• [Dataset entries]:

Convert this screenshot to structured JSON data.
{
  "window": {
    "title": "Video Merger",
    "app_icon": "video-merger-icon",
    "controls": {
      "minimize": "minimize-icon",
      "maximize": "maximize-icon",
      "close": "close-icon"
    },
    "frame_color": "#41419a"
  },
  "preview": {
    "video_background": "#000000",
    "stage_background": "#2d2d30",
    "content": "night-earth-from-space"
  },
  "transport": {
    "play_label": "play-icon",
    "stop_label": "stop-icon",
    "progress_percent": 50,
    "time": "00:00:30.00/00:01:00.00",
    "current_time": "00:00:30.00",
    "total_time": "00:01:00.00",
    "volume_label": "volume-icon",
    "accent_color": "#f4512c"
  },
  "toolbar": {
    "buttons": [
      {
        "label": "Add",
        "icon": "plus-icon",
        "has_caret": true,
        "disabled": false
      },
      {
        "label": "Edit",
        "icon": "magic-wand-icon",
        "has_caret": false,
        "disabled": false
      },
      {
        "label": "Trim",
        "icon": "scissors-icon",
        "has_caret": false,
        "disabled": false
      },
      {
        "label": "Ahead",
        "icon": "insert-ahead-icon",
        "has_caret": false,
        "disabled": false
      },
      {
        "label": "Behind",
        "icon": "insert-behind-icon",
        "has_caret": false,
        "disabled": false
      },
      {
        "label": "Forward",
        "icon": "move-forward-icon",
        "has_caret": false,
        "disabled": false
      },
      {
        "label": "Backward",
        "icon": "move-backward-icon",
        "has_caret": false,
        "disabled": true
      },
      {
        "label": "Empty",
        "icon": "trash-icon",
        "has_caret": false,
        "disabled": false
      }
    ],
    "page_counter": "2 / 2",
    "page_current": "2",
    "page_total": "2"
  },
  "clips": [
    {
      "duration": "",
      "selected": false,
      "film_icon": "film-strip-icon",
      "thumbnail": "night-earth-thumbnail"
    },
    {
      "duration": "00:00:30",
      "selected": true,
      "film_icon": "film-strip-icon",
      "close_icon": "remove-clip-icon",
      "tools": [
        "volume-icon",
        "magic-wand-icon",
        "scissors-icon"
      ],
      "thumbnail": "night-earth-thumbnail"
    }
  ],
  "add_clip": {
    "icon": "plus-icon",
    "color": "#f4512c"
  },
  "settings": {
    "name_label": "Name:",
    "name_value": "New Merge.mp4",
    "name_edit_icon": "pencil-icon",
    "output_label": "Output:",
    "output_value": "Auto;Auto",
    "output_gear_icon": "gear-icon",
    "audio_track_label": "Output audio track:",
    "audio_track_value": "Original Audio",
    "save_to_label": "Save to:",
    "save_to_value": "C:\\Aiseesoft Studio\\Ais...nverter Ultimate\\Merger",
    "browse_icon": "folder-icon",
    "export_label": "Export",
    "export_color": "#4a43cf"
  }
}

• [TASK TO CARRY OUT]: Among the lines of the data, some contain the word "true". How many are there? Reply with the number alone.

• [ANSWER BOX]: 3